"You start moving toward $60, and it will take a year to get going, but the US could easily [incrementally] supply 500,000-750,000 b/d" annually, Sheffield said. "At $60, rigs will come back to work and the Eagle Ford and Bakken will take off."

That volume growth level is "way too much" but it "could easily happen," depending on where crude prices go.

Eagle Ford and Bakken production currently supply about 1 million b/d of oil each. But production in the plays has dropped in the last 18 months by about 700,000 b/d and 200,000 b/d respectively.


The world may need some incremental US unconventional and shale supplies in 2018-2020, Sheffield said. But if those plays really gear up again they will produce "too much oil too fast," he said, since it takes several months to start and stop the growth engine.

Longer term, "we'll see $80 again and maybe higher, but we'll see $30 and $40 again too," he said.

Also, Sheffield believes the market may eventually add a $5/b to $10/b political premium to crude oil. The reason: Apart from the US, there are only four other countries that are really equipped to supply large volumes globally in a lower price environment -- Russia, Iran, Iraq and Saudi Arabia.

The Permian could hold as much as 150 billion barrels of recoverable oil equivalent, about equally split between the eastern Permian known as the Midland Basin and the western Permian called the Delaware Basin.

The Permian has produced about 35 billion boe to date, Sheffield said, during nearly a century of oil exploitation.

The basin's oil output, which has largely stood still for several months, is forecast to start growing again either late this year or early 2017 since its rig count is climbing.

Last month, the US Energy Information Administration reversed its projections for very slight declines in Permian oil output in recent months. For September, the agency projected a 3,000 b/d gain for the play, and some forecasters believe volumes are bound to further rise in late 2016 because of ramping activity in the basin.

Since late April, industry has added 70 Permian rigs for a total 202 last week. Pioneer will add five rigs there in second-half 2016, for a total of 17.

And with mergers and acquisitions in the basin picking up, its rig count could increase even more, Sheffield said. For example, just this week, EOG Resources announced it will acquire producer Yates Petroleum for $2.5 billion which nearly doubles its Permian acreage position.

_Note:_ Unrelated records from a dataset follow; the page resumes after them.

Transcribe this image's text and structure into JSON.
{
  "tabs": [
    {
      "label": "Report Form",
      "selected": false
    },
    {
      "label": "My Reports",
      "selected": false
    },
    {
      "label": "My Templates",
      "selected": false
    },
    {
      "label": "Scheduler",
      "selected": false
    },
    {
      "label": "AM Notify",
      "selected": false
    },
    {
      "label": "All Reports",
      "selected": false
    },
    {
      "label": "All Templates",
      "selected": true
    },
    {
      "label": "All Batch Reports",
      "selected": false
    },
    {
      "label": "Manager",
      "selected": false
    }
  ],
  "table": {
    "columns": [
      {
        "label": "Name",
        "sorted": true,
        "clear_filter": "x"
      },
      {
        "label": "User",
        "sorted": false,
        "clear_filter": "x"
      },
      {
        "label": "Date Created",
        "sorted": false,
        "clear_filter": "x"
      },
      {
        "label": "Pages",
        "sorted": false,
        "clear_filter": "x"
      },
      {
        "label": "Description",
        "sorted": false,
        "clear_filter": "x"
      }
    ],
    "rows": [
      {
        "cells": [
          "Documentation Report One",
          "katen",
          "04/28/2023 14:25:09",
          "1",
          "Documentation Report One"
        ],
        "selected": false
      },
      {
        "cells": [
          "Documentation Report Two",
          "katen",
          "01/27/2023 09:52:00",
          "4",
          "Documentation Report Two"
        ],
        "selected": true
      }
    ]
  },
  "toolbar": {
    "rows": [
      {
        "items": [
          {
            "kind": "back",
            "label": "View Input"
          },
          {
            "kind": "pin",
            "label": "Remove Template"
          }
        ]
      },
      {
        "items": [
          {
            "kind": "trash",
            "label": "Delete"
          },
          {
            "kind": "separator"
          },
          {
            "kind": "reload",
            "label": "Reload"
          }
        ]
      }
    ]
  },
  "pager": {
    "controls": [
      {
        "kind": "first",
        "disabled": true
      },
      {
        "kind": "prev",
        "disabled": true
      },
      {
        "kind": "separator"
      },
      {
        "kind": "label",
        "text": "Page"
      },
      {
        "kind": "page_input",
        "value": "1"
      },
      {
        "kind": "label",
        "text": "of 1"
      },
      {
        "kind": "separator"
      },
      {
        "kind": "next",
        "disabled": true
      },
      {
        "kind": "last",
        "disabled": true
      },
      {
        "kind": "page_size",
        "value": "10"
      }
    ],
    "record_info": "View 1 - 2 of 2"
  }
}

"It wouldn't surprise me if another 100 rigs are added in next 12 months," Sheffield said. "Every time a deal is done, people add three to five rigs. So the Permian could easily get up to 300 rigs."


Aside from being the US' largest oil field, the Permian also produces about 6 Bcf/d of natural gas.

Pioneer, which favors the Midland basin for its greater amount of infrastructure and less broken-up geology than the Delaware, has 800,000 Midland acres.

The company plans to grow its total company-wide production -- which was 223,000 b/d of oil equivalent in the second quarter -- at 15%/year through 2020 at $46/b, he said.

"We could do this for 10 years," Sheffield added.

Midland's playing field is about 9 million acres, he said, whereas Delaware has about 5 million acres--a number that Sheffield said has likely increased by 500,000 acres because of the Alpine High discovery that Apache Corp., also a top Permian player, unveiled Wednesday.

The find, located in remote southwest Reeves County, Texas, holds an estimated 3 billion barrels of oil in place and 75 Tcf of natural gas, Apache said.

"It's basically on the western side of the Delaware, where most of us thought there was no oil and gas," Sheffield said. "They made a very, very important discovery."

--Starr Spencer,

--Edited by Richard Rubin,